In the entries below, begin at the line that has "Decode this image" and stop after the line that has "Extract the structured"; output those lines exactly, leaving out pictures.

Data shown Start Marker

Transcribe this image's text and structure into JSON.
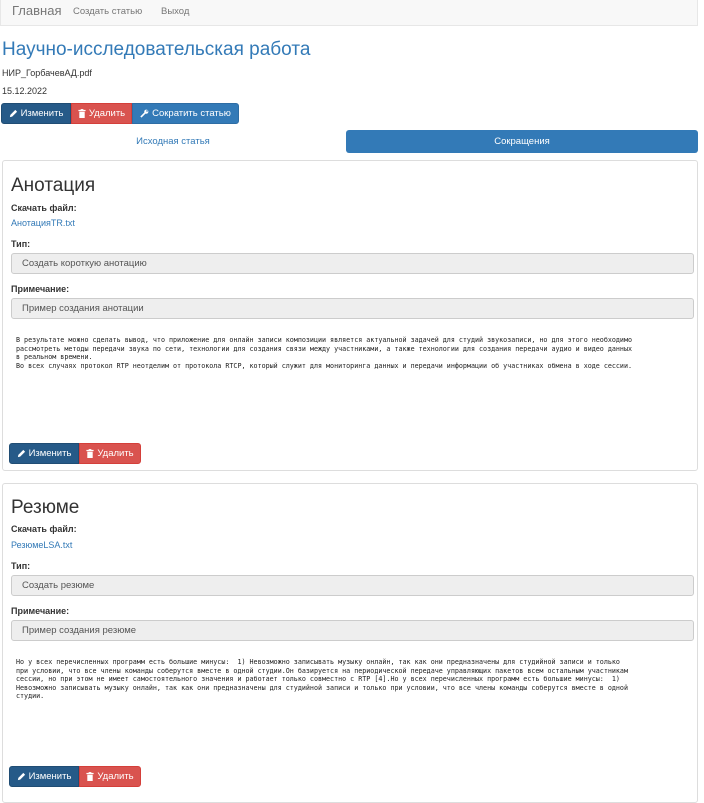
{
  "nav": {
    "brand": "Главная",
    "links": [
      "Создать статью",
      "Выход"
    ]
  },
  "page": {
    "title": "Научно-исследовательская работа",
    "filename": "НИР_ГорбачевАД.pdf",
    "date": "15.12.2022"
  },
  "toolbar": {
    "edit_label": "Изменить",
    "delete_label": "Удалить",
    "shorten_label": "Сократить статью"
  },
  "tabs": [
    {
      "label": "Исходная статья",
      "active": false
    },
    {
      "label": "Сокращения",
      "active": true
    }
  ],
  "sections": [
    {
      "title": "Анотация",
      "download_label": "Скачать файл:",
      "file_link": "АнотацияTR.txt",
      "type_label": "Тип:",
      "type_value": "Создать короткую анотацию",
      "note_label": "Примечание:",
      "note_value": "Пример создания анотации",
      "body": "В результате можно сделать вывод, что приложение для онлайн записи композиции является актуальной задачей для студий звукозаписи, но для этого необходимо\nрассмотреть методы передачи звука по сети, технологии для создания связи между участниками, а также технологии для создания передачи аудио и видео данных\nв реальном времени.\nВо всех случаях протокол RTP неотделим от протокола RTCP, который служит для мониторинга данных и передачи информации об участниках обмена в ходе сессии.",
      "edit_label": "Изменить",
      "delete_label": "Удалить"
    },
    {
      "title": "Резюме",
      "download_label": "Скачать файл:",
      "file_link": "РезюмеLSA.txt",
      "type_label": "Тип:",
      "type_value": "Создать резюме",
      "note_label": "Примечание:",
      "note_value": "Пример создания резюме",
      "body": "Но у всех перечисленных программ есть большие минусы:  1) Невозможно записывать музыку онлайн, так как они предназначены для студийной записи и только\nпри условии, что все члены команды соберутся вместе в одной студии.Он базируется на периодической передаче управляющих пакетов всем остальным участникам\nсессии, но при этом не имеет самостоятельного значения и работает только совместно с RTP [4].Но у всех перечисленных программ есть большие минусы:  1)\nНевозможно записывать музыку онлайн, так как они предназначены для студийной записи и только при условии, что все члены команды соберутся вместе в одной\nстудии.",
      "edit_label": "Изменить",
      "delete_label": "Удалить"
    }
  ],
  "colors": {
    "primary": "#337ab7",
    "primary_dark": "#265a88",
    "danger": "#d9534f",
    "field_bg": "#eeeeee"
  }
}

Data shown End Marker
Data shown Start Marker

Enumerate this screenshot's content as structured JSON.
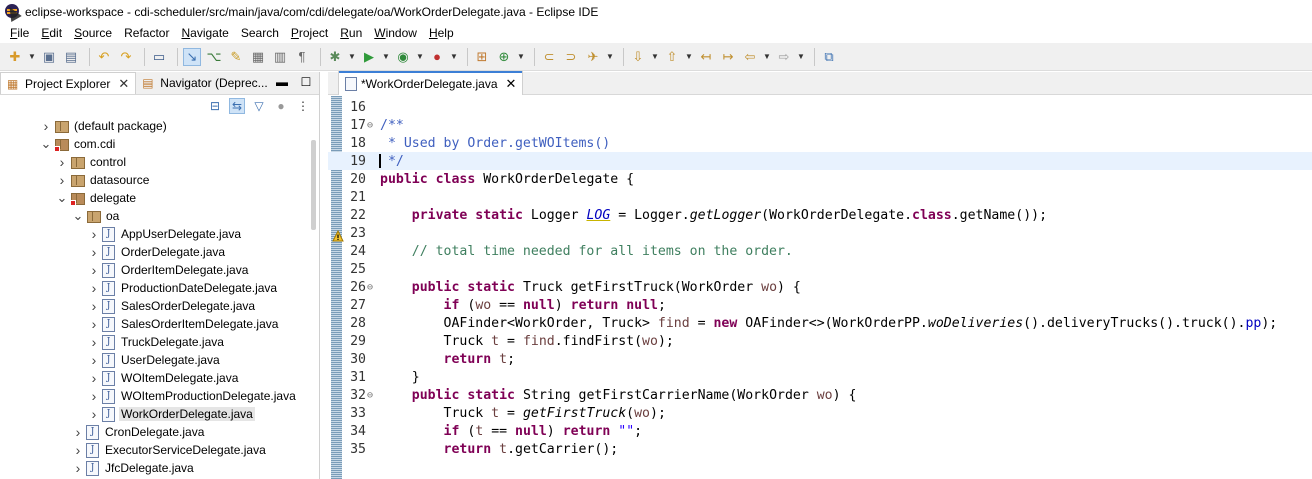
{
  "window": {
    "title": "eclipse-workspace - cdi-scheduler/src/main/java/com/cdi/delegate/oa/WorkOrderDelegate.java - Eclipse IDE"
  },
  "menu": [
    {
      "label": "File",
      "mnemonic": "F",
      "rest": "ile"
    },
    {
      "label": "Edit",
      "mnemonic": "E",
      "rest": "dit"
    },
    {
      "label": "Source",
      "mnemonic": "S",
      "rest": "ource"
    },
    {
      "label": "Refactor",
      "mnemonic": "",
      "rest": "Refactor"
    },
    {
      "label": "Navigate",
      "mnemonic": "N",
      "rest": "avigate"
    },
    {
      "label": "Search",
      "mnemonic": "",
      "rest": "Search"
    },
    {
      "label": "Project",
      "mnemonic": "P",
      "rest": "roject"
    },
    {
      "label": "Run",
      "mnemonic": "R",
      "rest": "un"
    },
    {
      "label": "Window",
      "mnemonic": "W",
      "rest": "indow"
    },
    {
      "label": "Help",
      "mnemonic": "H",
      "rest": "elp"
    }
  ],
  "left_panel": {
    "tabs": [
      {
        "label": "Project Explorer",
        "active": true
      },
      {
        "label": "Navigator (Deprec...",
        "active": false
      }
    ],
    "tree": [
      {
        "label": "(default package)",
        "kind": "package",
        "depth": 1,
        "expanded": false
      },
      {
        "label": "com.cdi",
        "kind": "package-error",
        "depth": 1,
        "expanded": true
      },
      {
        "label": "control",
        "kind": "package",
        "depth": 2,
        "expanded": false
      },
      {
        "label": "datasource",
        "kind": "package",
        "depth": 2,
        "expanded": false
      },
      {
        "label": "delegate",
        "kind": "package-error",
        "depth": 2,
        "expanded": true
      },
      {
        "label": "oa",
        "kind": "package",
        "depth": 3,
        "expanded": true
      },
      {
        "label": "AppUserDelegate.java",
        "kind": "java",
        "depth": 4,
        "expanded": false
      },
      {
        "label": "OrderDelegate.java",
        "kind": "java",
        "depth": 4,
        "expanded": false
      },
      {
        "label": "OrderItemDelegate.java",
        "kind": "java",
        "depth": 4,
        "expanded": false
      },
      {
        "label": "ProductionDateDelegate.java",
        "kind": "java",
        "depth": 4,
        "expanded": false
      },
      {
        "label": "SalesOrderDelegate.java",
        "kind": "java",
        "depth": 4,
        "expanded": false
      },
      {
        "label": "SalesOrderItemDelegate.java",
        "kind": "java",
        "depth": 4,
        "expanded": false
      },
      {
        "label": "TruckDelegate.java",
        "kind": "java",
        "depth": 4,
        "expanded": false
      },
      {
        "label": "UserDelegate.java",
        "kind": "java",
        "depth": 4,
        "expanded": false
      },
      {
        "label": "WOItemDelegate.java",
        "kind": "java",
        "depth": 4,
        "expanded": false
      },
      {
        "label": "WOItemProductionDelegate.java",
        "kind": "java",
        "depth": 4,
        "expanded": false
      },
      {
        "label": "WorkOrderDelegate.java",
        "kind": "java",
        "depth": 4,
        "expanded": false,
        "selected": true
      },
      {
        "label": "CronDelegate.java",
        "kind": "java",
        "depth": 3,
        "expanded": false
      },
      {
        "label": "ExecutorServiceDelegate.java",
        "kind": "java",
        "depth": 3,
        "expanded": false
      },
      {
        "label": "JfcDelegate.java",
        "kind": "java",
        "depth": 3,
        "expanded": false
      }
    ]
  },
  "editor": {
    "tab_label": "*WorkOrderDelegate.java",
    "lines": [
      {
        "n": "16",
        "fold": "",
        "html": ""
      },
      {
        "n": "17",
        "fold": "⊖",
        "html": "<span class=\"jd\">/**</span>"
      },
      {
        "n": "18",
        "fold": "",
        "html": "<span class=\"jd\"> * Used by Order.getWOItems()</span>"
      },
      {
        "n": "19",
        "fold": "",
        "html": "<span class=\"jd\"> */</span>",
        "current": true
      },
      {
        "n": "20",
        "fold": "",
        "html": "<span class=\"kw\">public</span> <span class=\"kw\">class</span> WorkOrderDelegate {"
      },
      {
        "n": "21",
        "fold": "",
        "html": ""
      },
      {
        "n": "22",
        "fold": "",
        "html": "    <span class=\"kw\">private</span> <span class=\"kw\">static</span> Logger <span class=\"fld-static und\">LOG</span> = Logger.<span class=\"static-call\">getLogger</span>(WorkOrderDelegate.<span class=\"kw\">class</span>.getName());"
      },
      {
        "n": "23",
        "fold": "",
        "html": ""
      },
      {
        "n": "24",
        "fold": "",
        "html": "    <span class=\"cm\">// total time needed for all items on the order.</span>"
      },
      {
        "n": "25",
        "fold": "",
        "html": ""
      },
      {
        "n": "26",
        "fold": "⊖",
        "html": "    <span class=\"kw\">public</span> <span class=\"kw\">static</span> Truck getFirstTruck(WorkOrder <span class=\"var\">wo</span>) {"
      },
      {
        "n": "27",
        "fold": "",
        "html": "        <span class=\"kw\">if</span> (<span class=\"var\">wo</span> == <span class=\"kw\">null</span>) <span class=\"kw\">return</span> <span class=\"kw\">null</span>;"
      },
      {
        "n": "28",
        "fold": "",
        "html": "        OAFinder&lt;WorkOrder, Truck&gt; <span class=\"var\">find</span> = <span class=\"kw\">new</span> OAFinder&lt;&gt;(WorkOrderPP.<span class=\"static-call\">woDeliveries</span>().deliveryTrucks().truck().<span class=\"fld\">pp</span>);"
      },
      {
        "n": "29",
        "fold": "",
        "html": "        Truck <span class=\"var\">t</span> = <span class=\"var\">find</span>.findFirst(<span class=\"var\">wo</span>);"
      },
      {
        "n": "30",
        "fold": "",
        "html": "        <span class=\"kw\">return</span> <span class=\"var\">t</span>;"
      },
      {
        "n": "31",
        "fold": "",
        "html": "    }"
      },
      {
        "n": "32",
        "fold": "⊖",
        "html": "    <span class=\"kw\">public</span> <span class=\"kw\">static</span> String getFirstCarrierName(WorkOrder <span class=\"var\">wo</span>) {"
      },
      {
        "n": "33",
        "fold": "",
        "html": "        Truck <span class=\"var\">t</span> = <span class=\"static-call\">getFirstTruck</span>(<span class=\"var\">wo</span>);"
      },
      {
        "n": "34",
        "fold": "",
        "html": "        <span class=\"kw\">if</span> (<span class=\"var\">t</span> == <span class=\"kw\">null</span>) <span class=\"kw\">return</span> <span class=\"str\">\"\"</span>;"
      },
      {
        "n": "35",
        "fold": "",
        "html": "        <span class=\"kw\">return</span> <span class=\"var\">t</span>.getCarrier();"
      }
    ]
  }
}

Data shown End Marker
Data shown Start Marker

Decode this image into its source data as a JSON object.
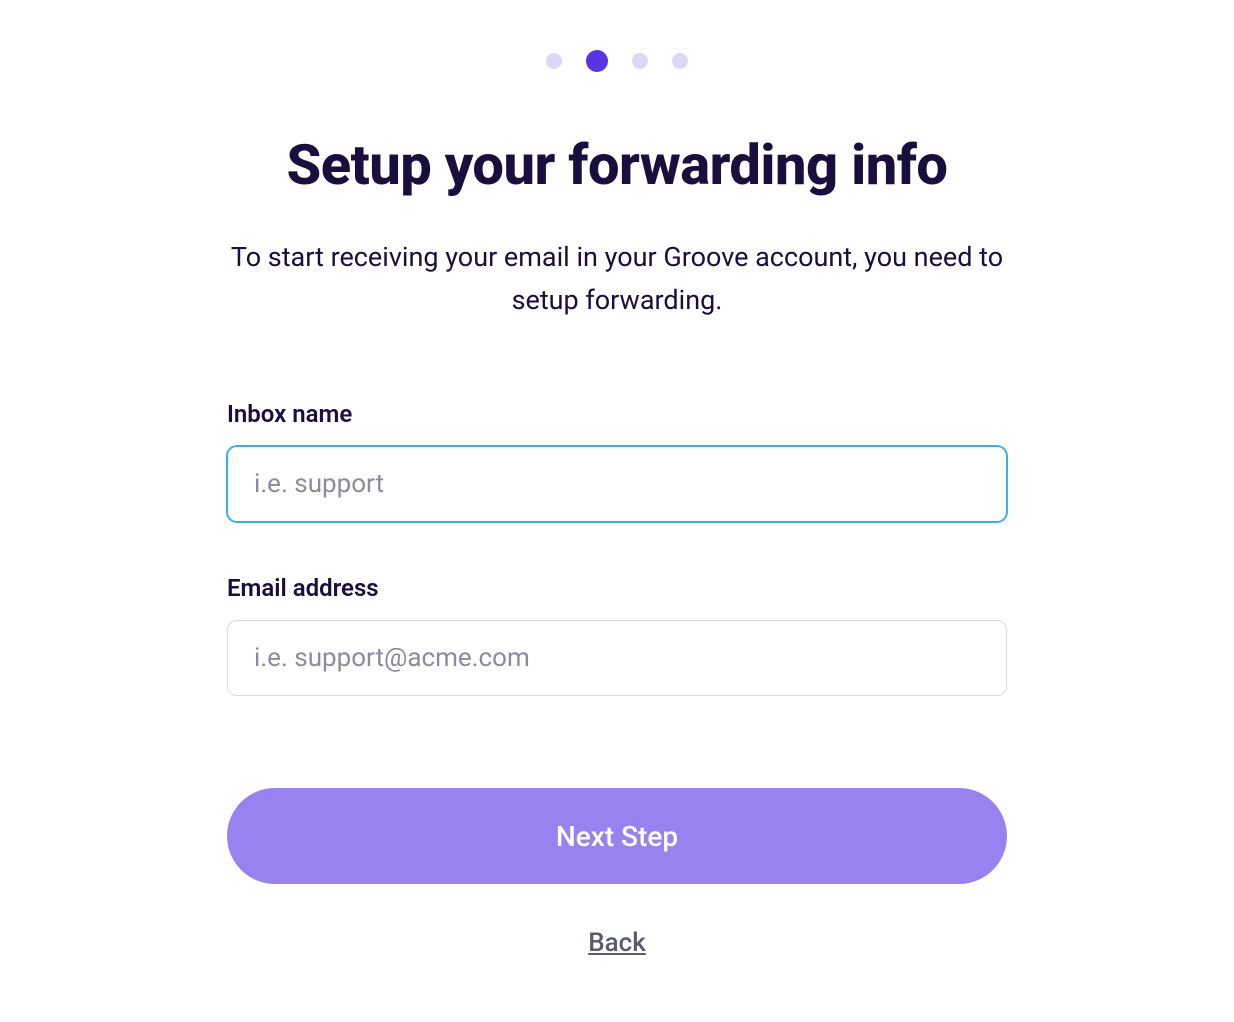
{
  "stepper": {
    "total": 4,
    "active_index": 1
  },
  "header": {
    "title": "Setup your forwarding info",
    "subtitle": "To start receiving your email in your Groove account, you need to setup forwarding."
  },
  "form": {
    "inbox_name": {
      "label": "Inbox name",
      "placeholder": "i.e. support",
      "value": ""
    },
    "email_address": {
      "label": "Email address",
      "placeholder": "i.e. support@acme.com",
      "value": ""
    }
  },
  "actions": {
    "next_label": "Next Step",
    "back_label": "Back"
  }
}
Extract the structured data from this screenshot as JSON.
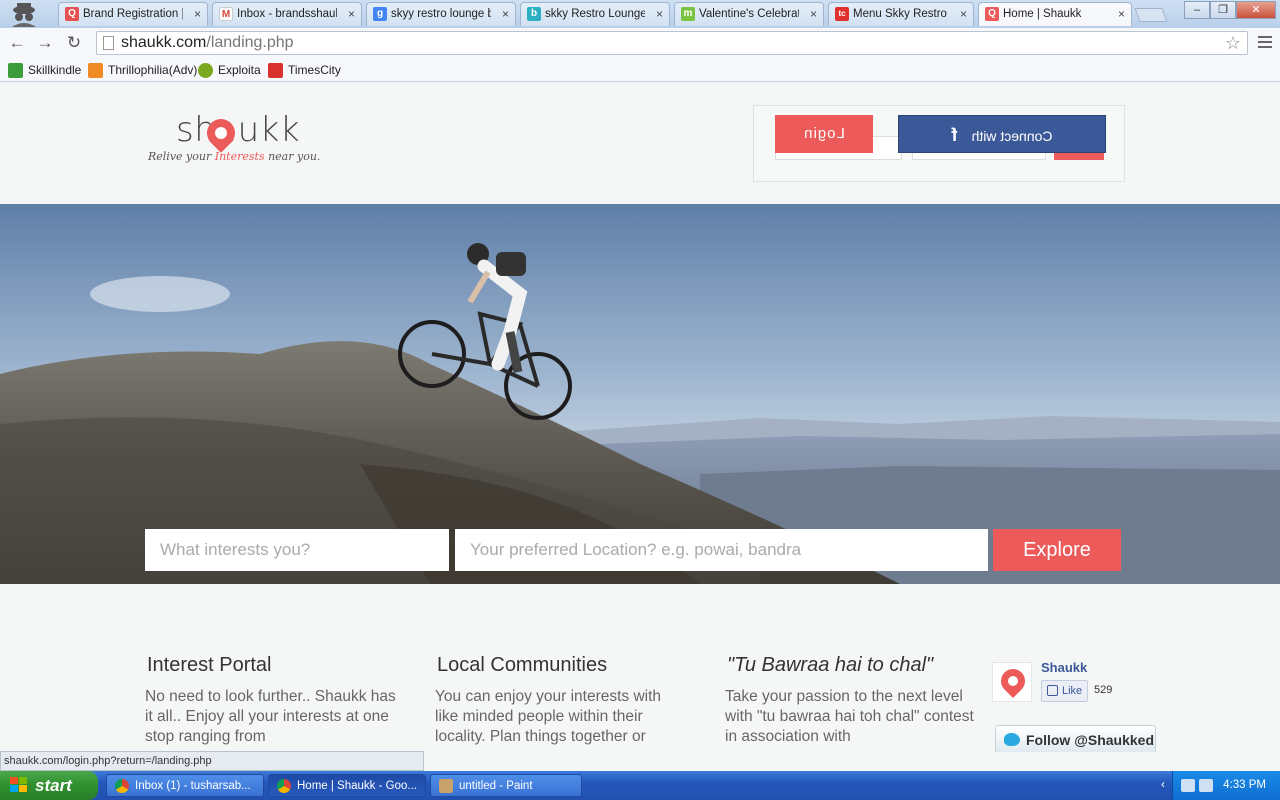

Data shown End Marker

Task result:
Decode this image into its source data as a JSON object.
{
  "stepper": {
    "total": 4,
    "active_index": 1
  },
  "header": {
    "title": "Setup your forwarding info",
    "subtitle": "To start receiving your email in your Groove account, you need to setup forwarding."
  },
  "form": {
    "inbox_name": {
      "label": "Inbox name",
      "placeholder": "i.e. support",
      "value": ""
    },
    "email_address": {
      "label": "Email address",
      "placeholder": "i.e. support@acme.com",
      "value": ""
    }
  },
  "actions": {
    "next_label": "Next Step",
    "back_label": "Back"
  }
}
Extract the structured data from this screenshot as JSON.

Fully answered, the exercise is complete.